CST: You have spent a healthy amount of your professional life with Shakespeare. What is it about these plays that still holds us? And why is important to introduce young people to these plays?
AD: The people in these plays are interesting. They do interesting things that are fundamental to the human experience. Couple that with some great ways of saying things that sometimes hit your ear just right and it doesn't feel antiquated, especially when it's spoken in a way that allows it to make sense. That's what I think Shakespeare's plays have as an edge over his contemporaries.
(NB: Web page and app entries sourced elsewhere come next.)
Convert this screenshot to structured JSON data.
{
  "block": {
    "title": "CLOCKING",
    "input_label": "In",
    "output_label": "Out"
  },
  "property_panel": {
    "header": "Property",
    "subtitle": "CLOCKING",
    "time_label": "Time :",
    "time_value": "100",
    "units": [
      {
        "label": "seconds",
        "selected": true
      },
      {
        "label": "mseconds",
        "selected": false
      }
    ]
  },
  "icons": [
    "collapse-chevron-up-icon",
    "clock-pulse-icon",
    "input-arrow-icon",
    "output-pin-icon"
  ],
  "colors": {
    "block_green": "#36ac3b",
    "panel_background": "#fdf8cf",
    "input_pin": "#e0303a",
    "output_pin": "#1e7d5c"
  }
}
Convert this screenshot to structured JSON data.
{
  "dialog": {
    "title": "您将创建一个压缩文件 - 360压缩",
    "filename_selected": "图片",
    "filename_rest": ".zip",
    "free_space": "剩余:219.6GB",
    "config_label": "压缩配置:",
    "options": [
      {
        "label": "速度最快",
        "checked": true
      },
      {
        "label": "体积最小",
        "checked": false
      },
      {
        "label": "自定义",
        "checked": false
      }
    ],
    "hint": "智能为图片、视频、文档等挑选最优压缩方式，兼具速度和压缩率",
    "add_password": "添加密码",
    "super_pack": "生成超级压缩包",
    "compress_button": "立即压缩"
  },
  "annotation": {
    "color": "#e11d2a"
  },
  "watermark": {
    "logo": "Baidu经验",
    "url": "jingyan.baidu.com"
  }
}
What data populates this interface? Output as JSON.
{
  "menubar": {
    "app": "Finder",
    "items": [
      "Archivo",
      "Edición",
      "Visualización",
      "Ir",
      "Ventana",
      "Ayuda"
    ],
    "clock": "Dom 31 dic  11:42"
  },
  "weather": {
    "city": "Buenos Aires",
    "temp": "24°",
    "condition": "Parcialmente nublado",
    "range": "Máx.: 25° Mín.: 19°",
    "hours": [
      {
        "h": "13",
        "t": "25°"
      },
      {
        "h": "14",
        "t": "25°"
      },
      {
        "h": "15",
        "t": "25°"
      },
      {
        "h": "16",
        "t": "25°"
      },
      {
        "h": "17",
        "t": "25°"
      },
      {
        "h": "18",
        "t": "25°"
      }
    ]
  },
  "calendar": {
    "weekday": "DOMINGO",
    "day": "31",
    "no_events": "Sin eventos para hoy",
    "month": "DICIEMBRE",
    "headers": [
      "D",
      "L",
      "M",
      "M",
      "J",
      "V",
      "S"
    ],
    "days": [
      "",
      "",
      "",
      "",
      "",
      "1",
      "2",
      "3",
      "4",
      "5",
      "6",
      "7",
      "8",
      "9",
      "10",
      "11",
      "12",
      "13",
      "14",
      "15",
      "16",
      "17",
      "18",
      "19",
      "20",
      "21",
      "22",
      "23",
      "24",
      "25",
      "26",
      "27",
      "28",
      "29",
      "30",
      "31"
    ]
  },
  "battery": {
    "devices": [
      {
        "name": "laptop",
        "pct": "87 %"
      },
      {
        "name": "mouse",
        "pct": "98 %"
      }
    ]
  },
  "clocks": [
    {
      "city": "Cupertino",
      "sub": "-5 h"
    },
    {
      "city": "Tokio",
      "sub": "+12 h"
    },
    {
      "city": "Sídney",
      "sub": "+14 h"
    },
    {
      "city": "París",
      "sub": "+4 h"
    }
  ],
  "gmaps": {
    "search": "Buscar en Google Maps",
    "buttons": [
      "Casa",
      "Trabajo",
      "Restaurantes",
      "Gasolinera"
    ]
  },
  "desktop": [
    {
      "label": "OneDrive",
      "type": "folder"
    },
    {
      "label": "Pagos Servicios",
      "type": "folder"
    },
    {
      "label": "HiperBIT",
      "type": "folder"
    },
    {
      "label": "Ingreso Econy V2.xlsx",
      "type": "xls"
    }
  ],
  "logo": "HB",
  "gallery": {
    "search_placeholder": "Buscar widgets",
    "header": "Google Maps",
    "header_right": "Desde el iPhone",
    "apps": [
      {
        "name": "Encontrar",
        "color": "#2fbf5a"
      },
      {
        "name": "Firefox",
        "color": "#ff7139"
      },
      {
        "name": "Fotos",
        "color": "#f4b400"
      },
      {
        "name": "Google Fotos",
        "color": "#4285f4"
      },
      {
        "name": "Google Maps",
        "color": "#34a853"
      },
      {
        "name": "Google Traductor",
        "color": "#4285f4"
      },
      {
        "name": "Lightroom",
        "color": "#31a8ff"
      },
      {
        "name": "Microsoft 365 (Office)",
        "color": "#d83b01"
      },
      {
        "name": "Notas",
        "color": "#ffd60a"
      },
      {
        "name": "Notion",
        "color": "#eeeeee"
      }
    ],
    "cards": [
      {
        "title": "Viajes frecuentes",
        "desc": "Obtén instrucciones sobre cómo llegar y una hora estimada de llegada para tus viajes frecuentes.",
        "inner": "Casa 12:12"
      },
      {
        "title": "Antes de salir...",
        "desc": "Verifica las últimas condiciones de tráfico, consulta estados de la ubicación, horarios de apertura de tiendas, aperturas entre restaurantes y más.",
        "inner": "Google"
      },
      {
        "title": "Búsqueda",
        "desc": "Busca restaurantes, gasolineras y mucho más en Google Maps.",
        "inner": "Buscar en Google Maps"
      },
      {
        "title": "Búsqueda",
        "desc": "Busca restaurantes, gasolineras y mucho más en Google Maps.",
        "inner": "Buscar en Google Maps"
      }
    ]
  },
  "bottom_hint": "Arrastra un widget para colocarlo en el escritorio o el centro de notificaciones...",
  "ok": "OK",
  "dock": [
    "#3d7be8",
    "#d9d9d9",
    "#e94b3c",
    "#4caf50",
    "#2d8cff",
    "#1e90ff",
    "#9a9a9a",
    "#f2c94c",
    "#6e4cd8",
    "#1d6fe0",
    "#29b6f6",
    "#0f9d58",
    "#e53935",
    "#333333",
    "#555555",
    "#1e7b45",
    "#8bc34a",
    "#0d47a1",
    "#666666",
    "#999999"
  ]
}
I think it's important to introduce these plays to young audiences because of that. I want people to want to go to the theater, and I want them to understand it as part of their world, not a rarefied world, not for other people. Fiction is important to the way you live your life, and theater is one of the ways that we deal with fiction. When you're dealing with people's early introductions to theater, it's really important that the play be good. Then you couple that with the fact that the characters really do behave in appropriately human ways; they do the things that people are supposed to do. Sometimes the things they do are extreme and sometimes they're unexpected, but they do what people do. That's important, because that's what keeps it honest. They speak about things in a way that opens your brain up, lets you perceive events in a deeper or more enlivening way than the way you talk in your everyday life.
CST: It sounds as if you had a formative experience with theater early in your life?
AD: Yes, A Christmas Carol at the Goodman Theatre. I don't know how old I was, I was pretty young—and I got the life scared out of me by the Ghost of Christmas Future. I was apparently terrified and crying horribly and my mother didn't know what to do with me. But it was very exciting and obviously it really stuck with me. And then when I was probably 12 or 13, I saw a production of the "Scottish Play" [Macbeth] done by Chicago Shakespeare Theater back in its old home, which I don't remember a lot about except I was really worried about the Scottish guy [Macbeth] the whole time. I was just worried about this guy, this poor character. It really stuck with me how worried I was for him. Once I hit a certain point in my life, everything I've seen is a formative experience because it just all goes into the big stew of what it is that matters to you.